Published March 21, 2017
Updated July 25, 2019
Published March 21, 2017
Updated July 25, 2019

Hillary Clinton, “Women’s Rights Are Human Rights,” 1995

Hillary Human Rights

EMMANUEL DUNAND/AFP/Getty ImagesHillary Clinton, speaking at the United Nations Fourth World Congress on September 5, 1995.

Before Hillary Clinton became a nearly omnipresent political force, she gave a speech in Beijing on September 5, 1995.

It was the United Nations Fourth World Congress on Women and the speech’s message resonated around the world — remaining a staple of Democratic policy to this day: “Women’s rights are human rights.”

Regardless of your opinions of Clinton’s politics, this speech marked an undeniable turning point for how women’s rights are discussed on the international political stage.

Best quote:

“As long as discrimination and inequities remain so commonplace everywhere in the world, as long as girls and women are valued less, fed less, fed last, overworked, underpaid, not schooled, subjected to violence in and outside their homes — the potential of the human family to create a peaceful, prosperous world will not be realized.”

Full speech:

Aung San Suu Kyi, “Freedom from Fear,” 1990

Aung Speech

Lauren DeCicca/Getty ImagesAung Sun Suu Kyi

Aung San Suu Kyi, leader of Myanmar’s National League for Democracy Party, spent a good deal of her adult life fighting for democracy in her home country, becoming an international symbol for nonviolent resistance to oppression.

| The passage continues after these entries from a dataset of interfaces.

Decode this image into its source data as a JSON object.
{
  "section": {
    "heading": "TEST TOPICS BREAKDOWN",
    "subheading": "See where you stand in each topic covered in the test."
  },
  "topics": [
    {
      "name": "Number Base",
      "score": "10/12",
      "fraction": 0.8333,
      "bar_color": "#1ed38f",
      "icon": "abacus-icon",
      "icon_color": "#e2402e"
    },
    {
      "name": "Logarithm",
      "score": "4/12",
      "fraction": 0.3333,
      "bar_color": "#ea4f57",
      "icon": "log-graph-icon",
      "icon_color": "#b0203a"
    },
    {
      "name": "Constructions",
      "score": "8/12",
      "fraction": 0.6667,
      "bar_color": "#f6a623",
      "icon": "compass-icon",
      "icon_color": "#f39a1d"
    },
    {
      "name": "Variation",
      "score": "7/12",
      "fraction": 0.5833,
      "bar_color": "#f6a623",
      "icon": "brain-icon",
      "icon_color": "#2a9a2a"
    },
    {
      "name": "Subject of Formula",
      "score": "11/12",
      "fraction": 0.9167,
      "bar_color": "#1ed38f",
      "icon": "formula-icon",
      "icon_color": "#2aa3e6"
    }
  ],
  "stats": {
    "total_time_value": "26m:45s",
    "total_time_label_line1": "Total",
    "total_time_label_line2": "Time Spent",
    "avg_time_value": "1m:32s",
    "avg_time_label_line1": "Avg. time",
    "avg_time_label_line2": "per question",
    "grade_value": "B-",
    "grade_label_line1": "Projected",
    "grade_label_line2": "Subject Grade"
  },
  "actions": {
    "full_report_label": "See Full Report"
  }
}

In that pursuit, she organized peaceful protests and rallies inspired by those of the American Civil Rights Movement and Gandhi. She was placed under house arrest in 1988 and remained imprisoned on and off for 15 years, still leading her party from home.

Today, she is the country’s state counsellor and is considered the nation’s leader though she is unable to actually serve as president.

In 1991, she was awarded the Nobel Peace Prize. Due to her house arrest, she couldn’t give her acceptance speech until 2012.

Best quote:

“Of the sweets of adversity, and let me say that these are not numerous, I have found the sweetest, the most precious of all, is the lesson I learnt on the value of kindness. Every kindness I received, small or big, convinced me that there could never be enough of it in our world. To be kind is to respond with sensitivity and human warmth to the hopes and needs of others. Even the briefest touch of kindness can lighten a heavy heart. Kindness can change the lives of people.”

Full speech: